▸ **What the exercise asks**:
Examine the records and identify each line that includes the string "alfa". Copy those lines.

Entries from a dataset of interfaces
******************************

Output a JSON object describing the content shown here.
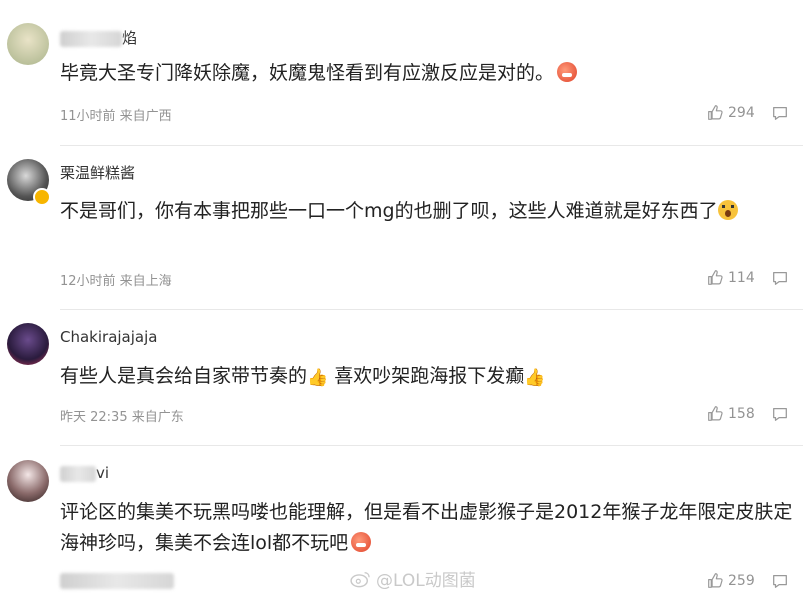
{
  "comments": [
    {
      "username": "焰",
      "text": "毕竟大圣专门降妖除魔，妖魔鬼怪看到有应激反应是对的。",
      "time_location": "11小时前 来自广西",
      "likes": "294"
    },
    {
      "username": "栗温鲜糕酱",
      "text": "不是哥们，你有本事把那些一口一个mg的也删了呗，这些人难道就是好东西了",
      "time_location": "12小时前 来自上海",
      "likes": "114"
    },
    {
      "username": "Chakirajajaja",
      "text_part1": "有些人是真会给自家带节奏的",
      "text_part2": " 喜欢吵架跑海报下发癫",
      "time_location": "昨天 22:35 来自广东",
      "likes": "158"
    },
    {
      "username": "vi",
      "text": "评论区的集美不玩黑吗喽也能理解，但是看不出虚影猴子是2012年猴子龙年限定皮肤定海神珍吗，集美不会连lol都不玩吧",
      "time_location": "",
      "likes": "259"
    }
  ],
  "watermark": "@LOL动图菌",
  "icons": [
    "like-icon",
    "reply-icon",
    "weibo-icon"
  ]
}
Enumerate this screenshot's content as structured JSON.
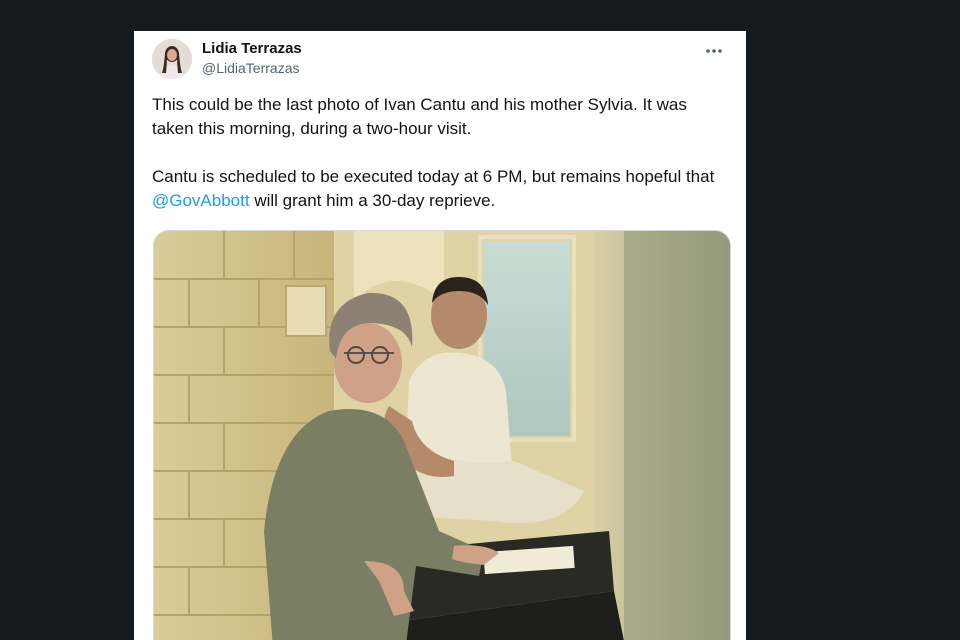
{
  "tweet": {
    "author": {
      "display_name": "Lidia Terrazas",
      "handle": "@LidiaTerrazas"
    },
    "paragraph_1": "This could be the last photo of Ivan Cantu and his mother Sylvia. It was taken this morning, during a two-hour visit.",
    "paragraph_2_before": "Cantu is scheduled to be executed today at 6 PM, but remains hopeful that ",
    "mention": "@GovAbbott",
    "paragraph_2_after": " will grant him a 30-day reprieve.",
    "more_icon": "more-horizontal-icon"
  },
  "colors": {
    "page_background": "#14191f",
    "card_background": "#ffffff",
    "text_primary": "#0f1419",
    "text_secondary": "#536471",
    "link": "#1d9bf0"
  }
}
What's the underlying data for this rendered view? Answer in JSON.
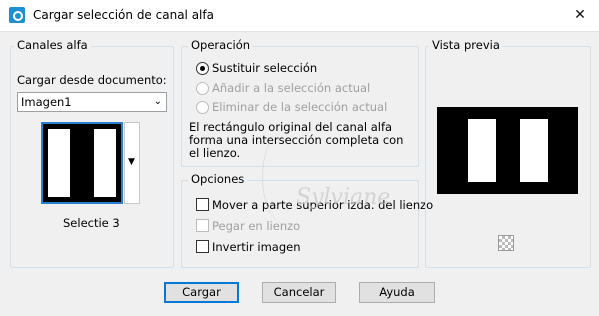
{
  "window": {
    "title": "Cargar selección de canal alfa",
    "close_glyph": "✕"
  },
  "channels": {
    "title": "Canales alfa",
    "load_label": "Cargar desde documento:",
    "document_value": "Imagen1",
    "selection_name": "Selectie 3"
  },
  "operation": {
    "title": "Operación",
    "options": [
      {
        "label": "Sustituir selección",
        "selected": true,
        "enabled": true
      },
      {
        "label": "Añadir a la selección actual",
        "selected": false,
        "enabled": false
      },
      {
        "label": "Eliminar de la selección actual",
        "selected": false,
        "enabled": false
      }
    ],
    "description_line1": "El rectángulo original del canal alfa",
    "description_line2": "forma una intersección completa con",
    "description_line3": "el lienzo."
  },
  "options": {
    "title": "Opciones",
    "checks": [
      {
        "label": "Mover a parte superior izda. del lienzo",
        "checked": false,
        "enabled": true
      },
      {
        "label": "Pegar en lienzo",
        "checked": false,
        "enabled": false
      },
      {
        "label": "Invertir imagen",
        "checked": false,
        "enabled": true
      }
    ]
  },
  "preview": {
    "title": "Vista previa"
  },
  "buttons": {
    "load": "Cargar",
    "cancel": "Cancelar",
    "help": "Ayuda"
  },
  "watermark_text": "Sylviane",
  "colors": {
    "accent": "#0078d7",
    "disabled_text": "#a0a0a0"
  }
}
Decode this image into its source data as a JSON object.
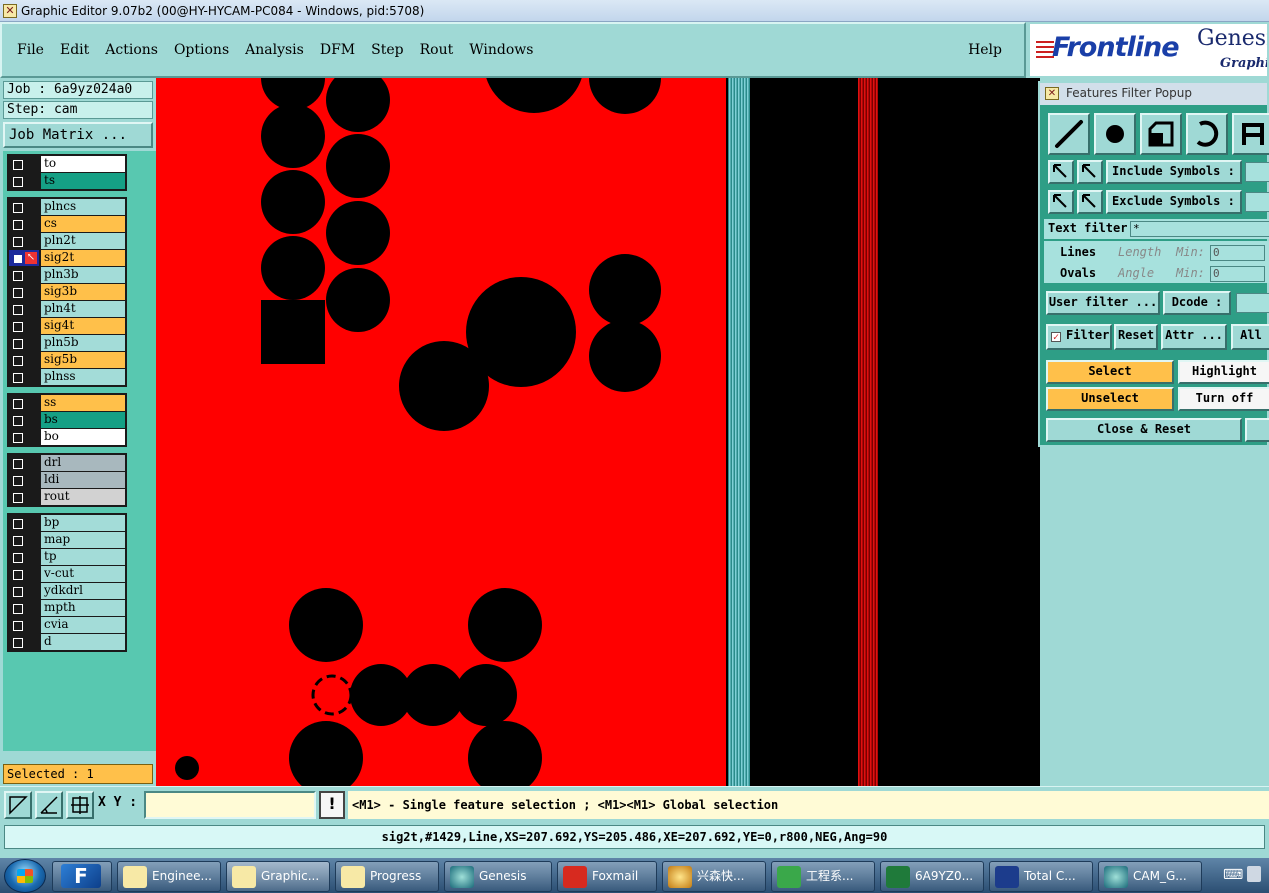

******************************

▸ **Reply**:
    "title": "Cargar selección de canal alfa",
    "title": "Canales alfa",
    "description_line1": "El rectángulo original del canal alfa",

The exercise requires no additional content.